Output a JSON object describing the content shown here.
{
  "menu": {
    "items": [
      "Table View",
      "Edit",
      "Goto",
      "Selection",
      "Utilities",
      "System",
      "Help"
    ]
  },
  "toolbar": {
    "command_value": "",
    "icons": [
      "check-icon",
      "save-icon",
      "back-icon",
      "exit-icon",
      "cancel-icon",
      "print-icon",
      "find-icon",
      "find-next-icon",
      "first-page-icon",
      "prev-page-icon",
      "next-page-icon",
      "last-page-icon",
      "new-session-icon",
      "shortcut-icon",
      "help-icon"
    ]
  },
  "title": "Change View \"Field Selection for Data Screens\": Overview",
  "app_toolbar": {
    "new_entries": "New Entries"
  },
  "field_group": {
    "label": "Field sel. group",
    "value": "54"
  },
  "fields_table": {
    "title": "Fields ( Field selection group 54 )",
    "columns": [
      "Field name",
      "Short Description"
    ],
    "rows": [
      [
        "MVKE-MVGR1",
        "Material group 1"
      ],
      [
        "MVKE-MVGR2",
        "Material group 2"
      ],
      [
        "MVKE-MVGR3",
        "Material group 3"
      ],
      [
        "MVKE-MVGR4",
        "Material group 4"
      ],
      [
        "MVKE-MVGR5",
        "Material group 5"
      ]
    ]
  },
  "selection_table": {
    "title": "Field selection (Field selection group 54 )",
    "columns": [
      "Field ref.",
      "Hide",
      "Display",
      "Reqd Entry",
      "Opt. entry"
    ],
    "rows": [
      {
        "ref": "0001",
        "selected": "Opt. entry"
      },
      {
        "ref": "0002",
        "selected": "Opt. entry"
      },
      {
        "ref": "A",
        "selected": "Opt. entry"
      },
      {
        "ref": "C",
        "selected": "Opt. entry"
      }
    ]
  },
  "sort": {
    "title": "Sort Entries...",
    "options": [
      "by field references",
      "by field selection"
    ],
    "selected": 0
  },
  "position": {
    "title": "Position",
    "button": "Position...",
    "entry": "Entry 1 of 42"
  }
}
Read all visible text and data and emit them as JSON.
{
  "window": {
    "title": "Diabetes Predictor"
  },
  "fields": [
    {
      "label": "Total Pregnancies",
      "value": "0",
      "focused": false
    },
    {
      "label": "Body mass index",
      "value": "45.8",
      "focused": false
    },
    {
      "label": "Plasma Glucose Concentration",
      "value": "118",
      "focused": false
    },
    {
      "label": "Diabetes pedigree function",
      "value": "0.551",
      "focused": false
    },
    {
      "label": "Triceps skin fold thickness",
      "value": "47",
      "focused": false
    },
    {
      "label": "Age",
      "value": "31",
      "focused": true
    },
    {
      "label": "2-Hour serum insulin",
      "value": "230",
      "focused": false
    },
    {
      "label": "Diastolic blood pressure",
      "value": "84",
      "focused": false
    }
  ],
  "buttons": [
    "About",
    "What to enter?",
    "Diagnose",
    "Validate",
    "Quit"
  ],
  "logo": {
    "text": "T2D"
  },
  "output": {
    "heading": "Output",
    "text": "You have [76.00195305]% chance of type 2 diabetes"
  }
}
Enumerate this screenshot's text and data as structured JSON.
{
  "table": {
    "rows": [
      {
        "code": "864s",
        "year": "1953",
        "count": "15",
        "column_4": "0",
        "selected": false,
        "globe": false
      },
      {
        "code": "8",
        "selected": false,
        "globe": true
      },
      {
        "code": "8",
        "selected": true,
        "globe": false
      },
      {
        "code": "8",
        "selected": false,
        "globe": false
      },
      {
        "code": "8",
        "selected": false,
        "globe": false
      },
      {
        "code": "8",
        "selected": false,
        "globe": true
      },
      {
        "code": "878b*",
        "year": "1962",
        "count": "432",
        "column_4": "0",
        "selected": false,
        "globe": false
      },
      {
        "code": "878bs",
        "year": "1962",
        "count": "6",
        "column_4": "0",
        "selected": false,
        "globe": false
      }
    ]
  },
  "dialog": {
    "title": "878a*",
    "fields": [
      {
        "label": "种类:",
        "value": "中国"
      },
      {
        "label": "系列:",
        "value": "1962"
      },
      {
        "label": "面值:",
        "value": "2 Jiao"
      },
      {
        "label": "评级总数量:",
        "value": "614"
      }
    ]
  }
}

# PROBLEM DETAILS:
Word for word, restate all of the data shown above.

# EXERCISE RESPONSE:
Output a JSON object describing the content shown here.
{
  "menu": {
    "items": [
      "Table View",
      "Edit",
      "Goto",
      "Selection",
      "Utilities",
      "System",
      "Help"
    ]
  },
  "toolbar": {
    "command_value": "",
    "icons": [
      "check-icon",
      "save-icon",
      "back-icon",
      "exit-icon",
      "cancel-icon",
      "print-icon",
      "find-icon",
      "find-next-icon",
      "first-page-icon",
      "prev-page-icon",
      "next-page-icon",
      "last-page-icon",
      "new-session-icon",
      "shortcut-icon",
      "help-icon"
    ]
  },
  "title": "Change View \"Field Selection for Data Screens\": Overview",
  "app_toolbar": {
    "new_entries": "New Entries"
  },
  "field_group": {
    "label": "Field sel. group",
    "value": "54"
  },
  "fields_table": {
    "title": "Fields ( Field selection group 54 )",
    "columns": [
      "Field name",
      "Short Description"
    ],
    "rows": [
      [
        "MVKE-MVGR1",
        "Material group 1"
      ],
      [
        "MVKE-MVGR2",
        "Material group 2"
      ],
      [
        "MVKE-MVGR3",
        "Material group 3"
      ],
      [
        "MVKE-MVGR4",
        "Material group 4"
      ],
      [
        "MVKE-MVGR5",
        "Material group 5"
      ]
    ]
  },
  "selection_table": {
    "title": "Field selection (Field selection group 54 )",
    "columns": [
      "Field ref.",
      "Hide",
      "Display",
      "Reqd Entry",
      "Opt. entry"
    ],
    "rows": [
      {
        "ref": "0001",
        "selected": "Opt. entry"
      },
      {
        "ref": "0002",
        "selected": "Opt. entry"
      },
      {
        "ref": "A",
        "selected": "Opt. entry"
      },
      {
        "ref": "C",
        "selected": "Opt. entry"
      }
    ]
  },
  "sort": {
    "title": "Sort Entries...",
    "options": [
      "by field references",
      "by field selection"
    ],
    "selected": 0
  },
  "position": {
    "title": "Position",
    "button": "Position...",
    "entry": "Entry 1 of 42"
  }
}
Read all visible text and data and emit them as JSON.
{
  "window": {
    "title": "Diabetes Predictor"
  },
  "fields": [
    {
      "label": "Total Pregnancies",
      "value": "0",
      "focused": false
    },
    {
      "label": "Body mass index",
      "value": "45.8",
      "focused": false
    },
    {
      "label": "Plasma Glucose Concentration",
      "value": "118",
      "focused": false
    },
    {
      "label": "Diabetes pedigree function",
      "value": "0.551",
      "focused": false
    },
    {
      "label": "Triceps skin fold thickness",
      "value": "47",
      "focused": false
    },
    {
      "label": "Age",
      "value": "31",
      "focused": true
    },
    {
      "label": "2-Hour serum insulin",
      "value": "230",
      "focused": false
    },
    {
      "label": "Diastolic blood pressure",
      "value": "84",
      "focused": false
    }
  ],
  "buttons": [
    "About",
    "What to enter?",
    "Diagnose",
    "Validate",
    "Quit"
  ],
  "logo": {
    "text": "T2D"
  },
  "output": {
    "heading": "Output",
    "text": "You have [76.00195305]% chance of type 2 diabetes"
  }
}
Enumerate this screenshot's text and data as structured JSON.
{
  "table": {
    "rows": [
      {
        "code": "864s",
        "year": "1953",
        "count": "15",
        "column_4": "0",
        "selected": false,
        "globe": false
      },
      {
        "code": "8",
        "selected": false,
        "globe": true
      },
      {
        "code": "8",
        "selected": true,
        "globe": false
      },
      {
        "code": "8",
        "selected": false,
        "globe": false
      },
      {
        "code": "8",
        "selected": false,
        "globe": false
      },
      {
        "code": "8",
        "selected": false,
        "globe": true
      },
      {
        "code": "878b*",
        "year": "1962",
        "count": "432",
        "column_4": "0",
        "selected": false,
        "globe": false
      },
      {
        "code": "878bs",
        "year": "1962",
        "count": "6",
        "column_4": "0",
        "selected": false,
        "globe": false
      }
    ]
  },
  "dialog": {
    "title": "878a*",
    "fields": [
      {
        "label": "种类:",
        "value": "中国"
      },
      {
        "label": "系列:",
        "value": "1962"
      },
      {
        "label": "面值:",
        "value": "2 Jiao"
      },
      {
        "label": "评级总数量:",
        "value": "614"
      }
    ]
  }
}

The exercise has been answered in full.